TASK DIRECTIONS =>
Please reproduce the data exactly and omit the pictures.

RECORDS FOR PROCESSING Start Marker

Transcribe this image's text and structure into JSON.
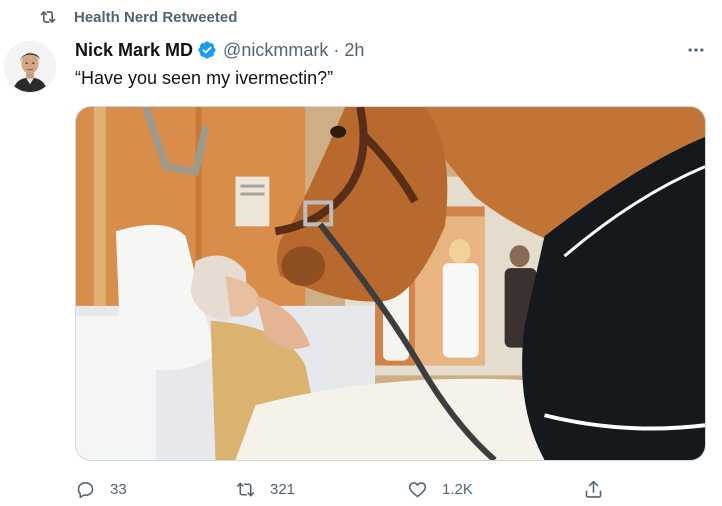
{
  "retweet_banner": {
    "text": "Health Nerd Retweeted",
    "icon": "retweet-icon"
  },
  "author": {
    "display_name": "Nick Mark MD",
    "verified_icon": "verified-badge-icon",
    "handle": "@nickmmark",
    "separator": "·",
    "time": "2h"
  },
  "tweet": {
    "text": "“Have you seen my ivermectin?”"
  },
  "more_icon": "more-horizontal-icon",
  "actions": {
    "reply_count": "33",
    "retweet_count": "321",
    "like_count": "1.2K"
  },
  "colors": {
    "text_primary": "#0f1419",
    "text_secondary": "#536471",
    "verified_blue": "#1d9bf0",
    "border": "#cfd9de"
  }
}
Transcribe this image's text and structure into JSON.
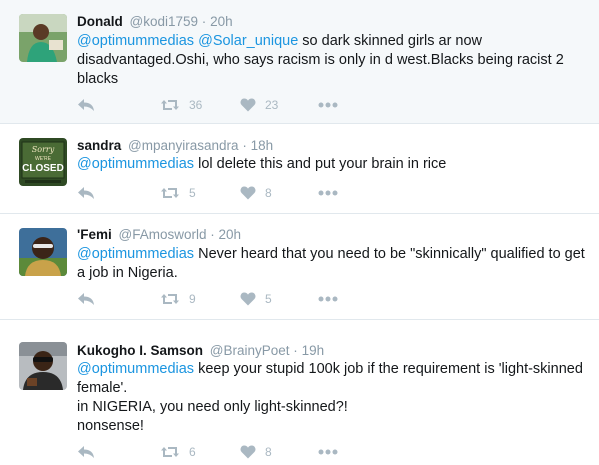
{
  "tweets": [
    {
      "name": "Donald",
      "handle": "@kodi1759",
      "sep": "·",
      "time": "20h",
      "mentions": [
        "@optimummedias",
        "@Solar_unique"
      ],
      "text_lines": [
        " so dark skinned girls ar now",
        "disadvantaged.Oshi, who says racism is only in d west.Blacks being racist 2",
        "blacks"
      ],
      "retweets": "36",
      "likes": "23"
    },
    {
      "name": "sandra",
      "handle": "@mpanyirasandra",
      "sep": "·",
      "time": "18h",
      "mentions": [
        "@optimummedias"
      ],
      "text_lines": [
        " lol delete this and put your brain in rice"
      ],
      "retweets": "5",
      "likes": "8",
      "avatar_sign": {
        "top": "Sorry",
        "mid": "WE'RE",
        "main": "CLOSED"
      }
    },
    {
      "name": "'Femi",
      "handle": "@FAmosworld",
      "sep": "·",
      "time": "20h",
      "mentions": [
        "@optimummedias"
      ],
      "text_lines": [
        " Never heard that you need to be \"skinnically\" qualified to get",
        "a job in Nigeria."
      ],
      "retweets": "9",
      "likes": "5"
    },
    {
      "name": "Kukogho I. Samson",
      "handle": "@BrainyPoet",
      "sep": "·",
      "time": "19h",
      "mentions": [
        "@optimummedias"
      ],
      "text_lines": [
        " keep your stupid 100k job if the requirement is 'light-skinned",
        "female'.",
        "in NIGERIA, you need only light-skinned?!",
        "nonsense!"
      ],
      "retweets": "6",
      "likes": "8"
    }
  ],
  "colors": {
    "link": "#1b95e0",
    "muted": "#8899a6",
    "icon": "#aab8c2",
    "highlight_bg": "#f5f8fa",
    "border": "#e1e8ed"
  },
  "icons": [
    "reply-icon",
    "retweet-icon",
    "like-icon",
    "more-icon"
  ]
}
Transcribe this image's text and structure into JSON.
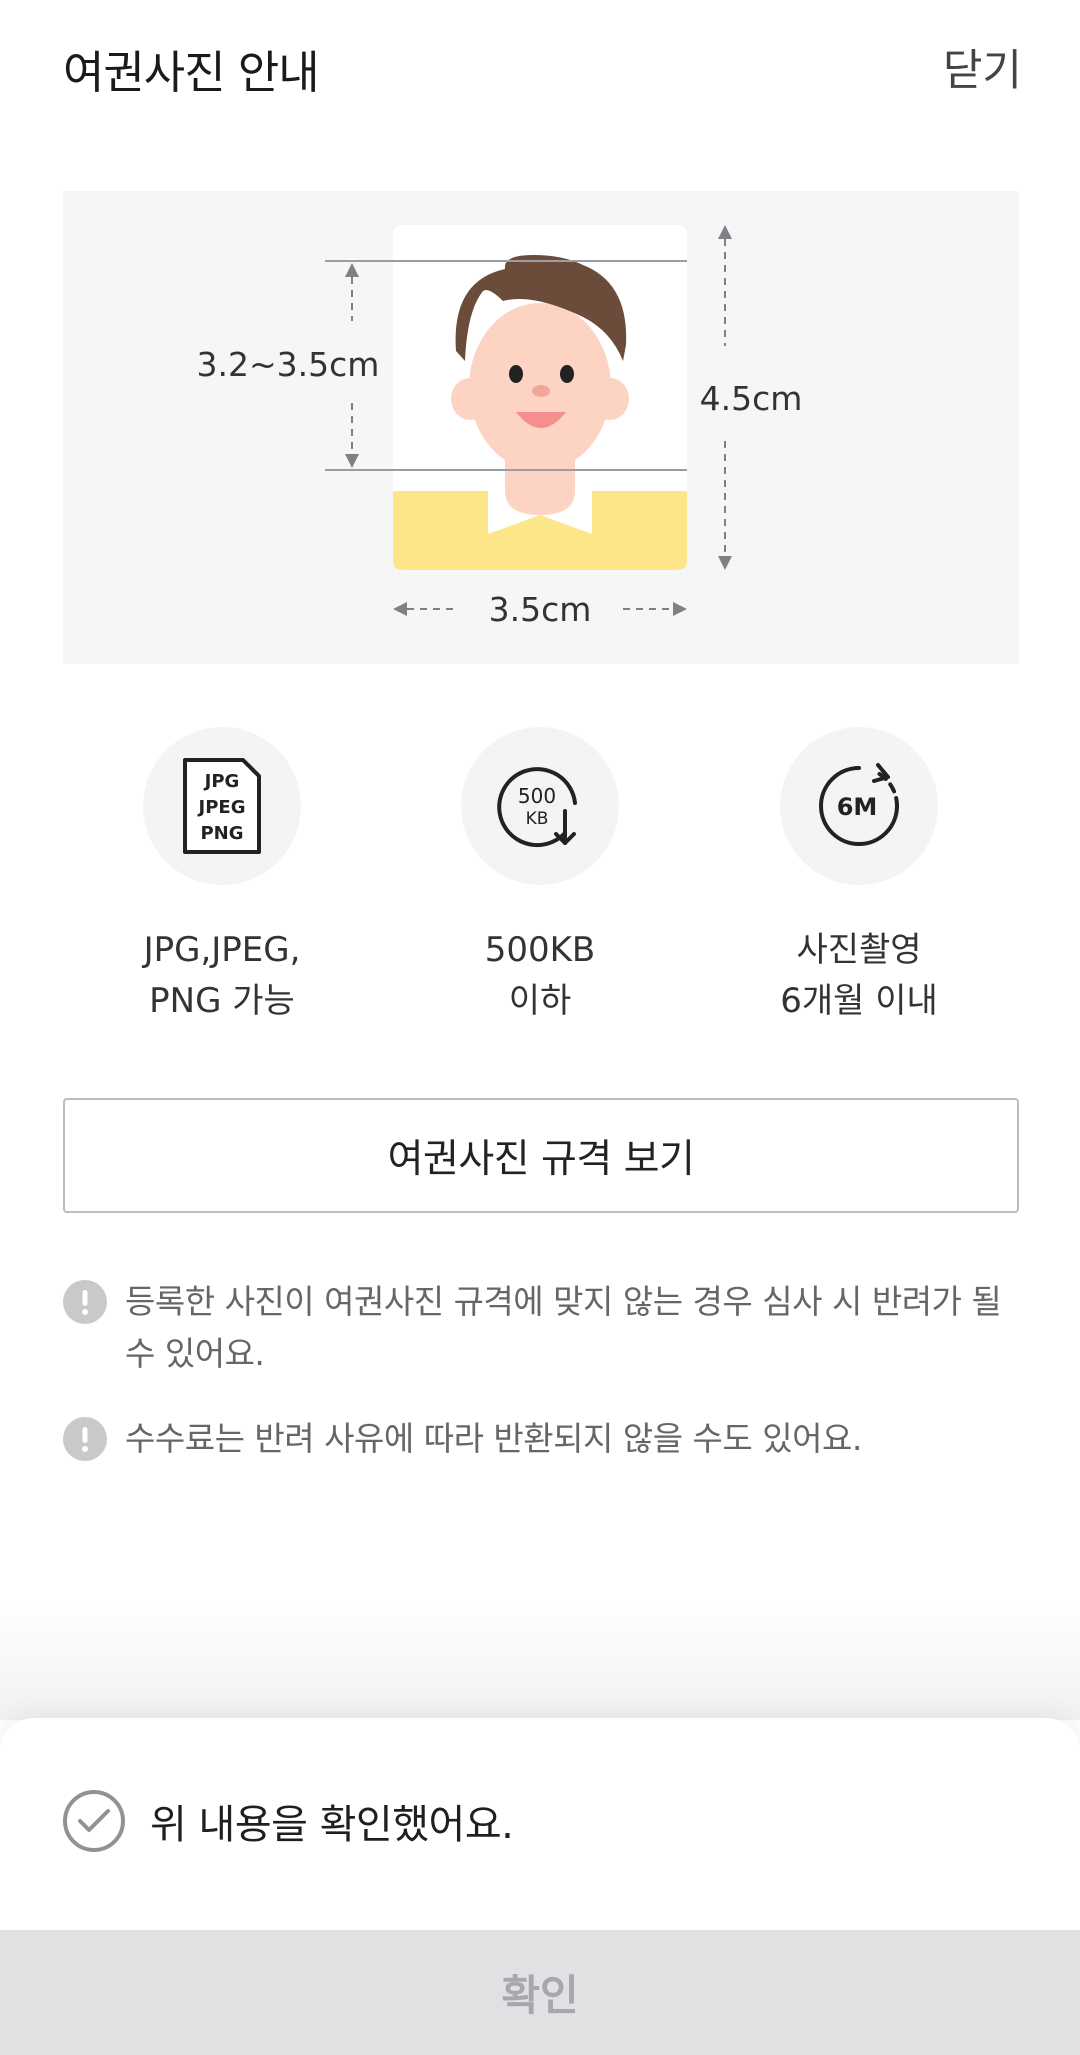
{
  "header": {
    "title": "여권사진 안내",
    "close_label": "닫기"
  },
  "illustration": {
    "face_height_label": "3.2~3.5cm",
    "photo_height_label": "4.5cm",
    "photo_width_label": "3.5cm"
  },
  "requirements": [
    {
      "icon": "file-format-icon",
      "icon_text": [
        "JPG",
        "JPEG",
        "PNG"
      ],
      "line1": "JPG,JPEG,",
      "line2": "PNG 가능"
    },
    {
      "icon": "file-size-icon",
      "icon_text": [
        "500",
        "KB"
      ],
      "line1": "500KB",
      "line2": "이하"
    },
    {
      "icon": "six-months-icon",
      "icon_text": [
        "6M"
      ],
      "line1": "사진촬영",
      "line2": "6개월 이내"
    }
  ],
  "spec_button_label": "여권사진 규격 보기",
  "notices": [
    {
      "text": "등록한 사진이 여권사진 규격에 맞지 않는 경우 심사 시 반려가 될 수 있어요."
    },
    {
      "text": "수수료는 반려 사유에 따라 반환되지 않을 수도 있어요."
    }
  ],
  "confirm": {
    "label": "위 내용을 확인했어요.",
    "checked": false
  },
  "ok_button_label": "확인",
  "colors": {
    "illustration_bg": "#f6f6f7",
    "shirt": "#fde58a",
    "hair": "#6b4c3b",
    "skin": "#fdd3c4",
    "ok_bg": "#e0e1e3",
    "ok_text": "#a6a8ad"
  }
}
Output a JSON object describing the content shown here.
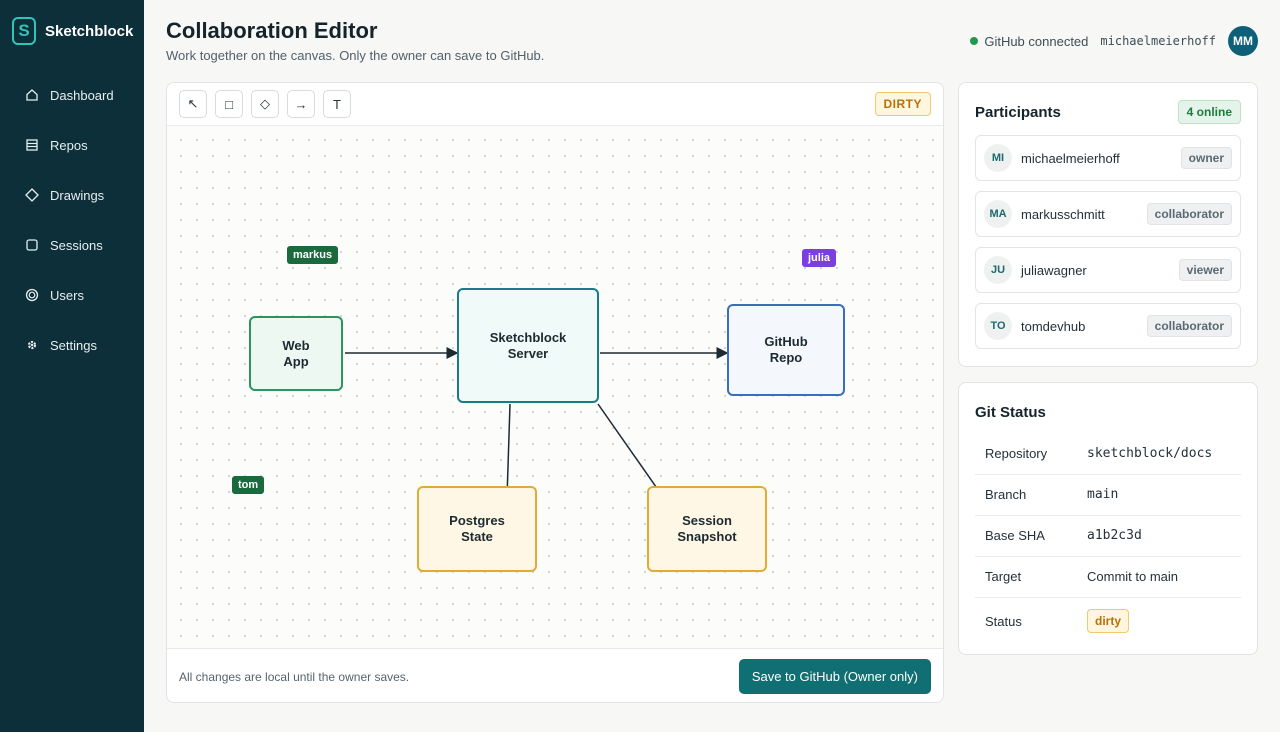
{
  "brand": {
    "logo_letter": "S",
    "name": "Sketchblock"
  },
  "sidebar": {
    "items": [
      {
        "label": "Dashboard",
        "icon": "home-icon"
      },
      {
        "label": "Repos",
        "icon": "repos-icon"
      },
      {
        "label": "Drawings",
        "icon": "diamond-icon"
      },
      {
        "label": "Sessions",
        "icon": "square-icon"
      },
      {
        "label": "Users",
        "icon": "users-icon"
      },
      {
        "label": "Settings",
        "icon": "gear-icon"
      }
    ]
  },
  "header": {
    "title": "Collaboration Editor",
    "subtitle": "Work together on the canvas. Only the owner can save to GitHub.",
    "connection_status": "GitHub connected",
    "username": "michaelmeierhoff",
    "avatar_initials": "MM"
  },
  "toolbar": {
    "tools": [
      {
        "name": "select-tool",
        "glyph": "↖"
      },
      {
        "name": "rectangle-tool",
        "glyph": "□"
      },
      {
        "name": "diamond-tool",
        "glyph": "◇"
      },
      {
        "name": "arrow-tool",
        "glyph": "→"
      },
      {
        "name": "text-tool",
        "glyph": "T"
      }
    ],
    "dirty_label": "DIRTY"
  },
  "canvas": {
    "nodes": {
      "web_app": "Web\nApp",
      "server": "Sketchblock\nServer",
      "github": "GitHub\nRepo",
      "postgres": "Postgres\nState",
      "snapshot": "Session\nSnapshot"
    },
    "cursors": {
      "markus": "markus",
      "julia": "julia",
      "tom": "tom"
    },
    "colors": {
      "cursor_green": "#1a6a3e",
      "cursor_purple": "#7b3fe0"
    }
  },
  "footer": {
    "note": "All changes are local until the owner saves.",
    "save_label": "Save to GitHub (Owner only)"
  },
  "participants": {
    "title": "Participants",
    "online_badge": "4 online",
    "list": [
      {
        "initials": "MI",
        "name": "michaelmeierhoff",
        "role": "owner"
      },
      {
        "initials": "MA",
        "name": "markusschmitt",
        "role": "collaborator"
      },
      {
        "initials": "JU",
        "name": "juliawagner",
        "role": "viewer"
      },
      {
        "initials": "TO",
        "name": "tomdevhub",
        "role": "collaborator"
      }
    ]
  },
  "git_status": {
    "title": "Git Status",
    "rows": [
      {
        "key": "Repository",
        "value": "sketchblock/docs"
      },
      {
        "key": "Branch",
        "value": "main"
      },
      {
        "key": "Base SHA",
        "value": "a1b2c3d"
      },
      {
        "key": "Target",
        "value": "Commit to main"
      },
      {
        "key": "Status",
        "value": "dirty"
      }
    ]
  },
  "theme": {
    "accent": "#106f73",
    "sidebar_bg": "#0d2f3a",
    "dirty": "#b7700a"
  }
}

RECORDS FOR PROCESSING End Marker

TASK SOLUTION =>
Transcribe this image's text and structure into JSON.
{
  "retweet_banner": {
    "text": "Health Nerd Retweeted",
    "icon": "retweet-icon"
  },
  "author": {
    "display_name": "Nick Mark MD",
    "verified_icon": "verified-badge-icon",
    "handle": "@nickmmark",
    "separator": "·",
    "time": "2h"
  },
  "tweet": {
    "text": "“Have you seen my ivermectin?”"
  },
  "more_icon": "more-horizontal-icon",
  "actions": {
    "reply_count": "33",
    "retweet_count": "321",
    "like_count": "1.2K"
  },
  "colors": {
    "text_primary": "#0f1419",
    "text_secondary": "#536471",
    "verified_blue": "#1d9bf0",
    "border": "#cfd9de"
  }
}
Transcribe this image's text and structure into JSON.
{
  "tweets": [
    {
      "name": "Donald",
      "handle": "@kodi1759",
      "sep": "·",
      "time": "20h",
      "mentions": [
        "@optimummedias",
        "@Solar_unique"
      ],
      "text_lines": [
        " so dark skinned girls ar now",
        "disadvantaged.Oshi, who says racism is only in d west.Blacks being racist 2",
        "blacks"
      ],
      "retweets": "36",
      "likes": "23"
    },
    {
      "name": "sandra",
      "handle": "@mpanyirasandra",
      "sep": "·",
      "time": "18h",
      "mentions": [
        "@optimummedias"
      ],
      "text_lines": [
        " lol delete this and put your brain in rice"
      ],
      "retweets": "5",
      "likes": "8",
      "avatar_sign": {
        "top": "Sorry",
        "mid": "WE'RE",
        "main": "CLOSED"
      }
    },
    {
      "name": "'Femi",
      "handle": "@FAmosworld",
      "sep": "·",
      "time": "20h",
      "mentions": [
        "@optimummedias"
      ],
      "text_lines": [
        " Never heard that you need to be \"skinnically\" qualified to get",
        "a job in Nigeria."
      ],
      "retweets": "9",
      "likes": "5"
    },
    {
      "name": "Kukogho I. Samson",
      "handle": "@BrainyPoet",
      "sep": "·",
      "time": "19h",
      "mentions": [
        "@optimummedias"
      ],
      "text_lines": [
        " keep your stupid 100k job if the requirement is 'light-skinned",
        "female'.",
        "in NIGERIA, you need only light-skinned?!",
        "nonsense!"
      ],
      "retweets": "6",
      "likes": "8"
    }
  ],
  "colors": {
    "link": "#1b95e0",
    "muted": "#8899a6",
    "icon": "#aab8c2",
    "highlight_bg": "#f5f8fa",
    "border": "#e1e8ed"
  },
  "icons": [
    "reply-icon",
    "retweet-icon",
    "like-icon",
    "more-icon"
  ]
}
Transcribe this image's text and structure into JSON.
{
  "header": {
    "title": "여권사진 안내",
    "close_label": "닫기"
  },
  "illustration": {
    "face_height_label": "3.2~3.5cm",
    "photo_height_label": "4.5cm",
    "photo_width_label": "3.5cm"
  },
  "requirements": [
    {
      "icon": "file-format-icon",
      "icon_text": [
        "JPG",
        "JPEG",
        "PNG"
      ],
      "line1": "JPG,JPEG,",
      "line2": "PNG 가능"
    },
    {
      "icon": "file-size-icon",
      "icon_text": [
        "500",
        "KB"
      ],
      "line1": "500KB",
      "line2": "이하"
    },
    {
      "icon": "six-months-icon",
      "icon_text": [
        "6M"
      ],
      "line1": "사진촬영",
      "line2": "6개월 이내"
    }
  ],
  "spec_button_label": "여권사진 규격 보기",
  "notices": [
    {
      "text": "등록한 사진이 여권사진 규격에 맞지 않는 경우 심사 시 반려가 될 수 있어요."
    },
    {
      "text": "수수료는 반려 사유에 따라 반환되지 않을 수도 있어요."
    }
  ],
  "confirm": {
    "label": "위 내용을 확인했어요.",
    "checked": false
  },
  "ok_button_label": "확인",
  "colors": {
    "illustration_bg": "#f6f6f7",
    "shirt": "#fde58a",
    "hair": "#6b4c3b",
    "skin": "#fdd3c4",
    "ok_bg": "#e0e1e3",
    "ok_text": "#a6a8ad"
  }
}
Output a JSON object describing the content shown here.
{
  "brand": {
    "logo_letter": "S",
    "name": "Sketchblock"
  },
  "sidebar": {
    "items": [
      {
        "label": "Dashboard",
        "icon": "home-icon"
      },
      {
        "label": "Repos",
        "icon": "repos-icon"
      },
      {
        "label": "Drawings",
        "icon": "diamond-icon"
      },
      {
        "label": "Sessions",
        "icon": "square-icon"
      },
      {
        "label": "Users",
        "icon": "users-icon"
      },
      {
        "label": "Settings",
        "icon": "gear-icon"
      }
    ]
  },
  "header": {
    "title": "Collaboration Editor",
    "subtitle": "Work together on the canvas. Only the owner can save to GitHub.",
    "connection_status": "GitHub connected",
    "username": "michaelmeierhoff",
    "avatar_initials": "MM"
  },
  "toolbar": {
    "tools": [
      {
        "name": "select-tool",
        "glyph": "↖"
      },
      {
        "name": "rectangle-tool",
        "glyph": "□"
      },
      {
        "name": "diamond-tool",
        "glyph": "◇"
      },
      {
        "name": "arrow-tool",
        "glyph": "→"
      },
      {
        "name": "text-tool",
        "glyph": "T"
      }
    ],
    "dirty_label": "DIRTY"
  },
  "canvas": {
    "nodes": {
      "web_app": "Web\nApp",
      "server": "Sketchblock\nServer",
      "github": "GitHub\nRepo",
      "postgres": "Postgres\nState",
      "snapshot": "Session\nSnapshot"
    },
    "cursors": {
      "markus": "markus",
      "julia": "julia",
      "tom": "tom"
    },
    "colors": {
      "cursor_green": "#1a6a3e",
      "cursor_purple": "#7b3fe0"
    }
  },
  "footer": {
    "note": "All changes are local until the owner saves.",
    "save_label": "Save to GitHub (Owner only)"
  },
  "participants": {
    "title": "Participants",
    "online_badge": "4 online",
    "list": [
      {
        "initials": "MI",
        "name": "michaelmeierhoff",
        "role": "owner"
      },
      {
        "initials": "MA",
        "name": "markusschmitt",
        "role": "collaborator"
      },
      {
        "initials": "JU",
        "name": "juliawagner",
        "role": "viewer"
      },
      {
        "initials": "TO",
        "name": "tomdevhub",
        "role": "collaborator"
      }
    ]
  },
  "git_status": {
    "title": "Git Status",
    "rows": [
      {
        "key": "Repository",
        "value": "sketchblock/docs"
      },
      {
        "key": "Branch",
        "value": "main"
      },
      {
        "key": "Base SHA",
        "value": "a1b2c3d"
      },
      {
        "key": "Target",
        "value": "Commit to main"
      },
      {
        "key": "Status",
        "value": "dirty"
      }
    ]
  },
  "theme": {
    "accent": "#106f73",
    "sidebar_bg": "#0d2f3a",
    "dirty": "#b7700a"
  }
}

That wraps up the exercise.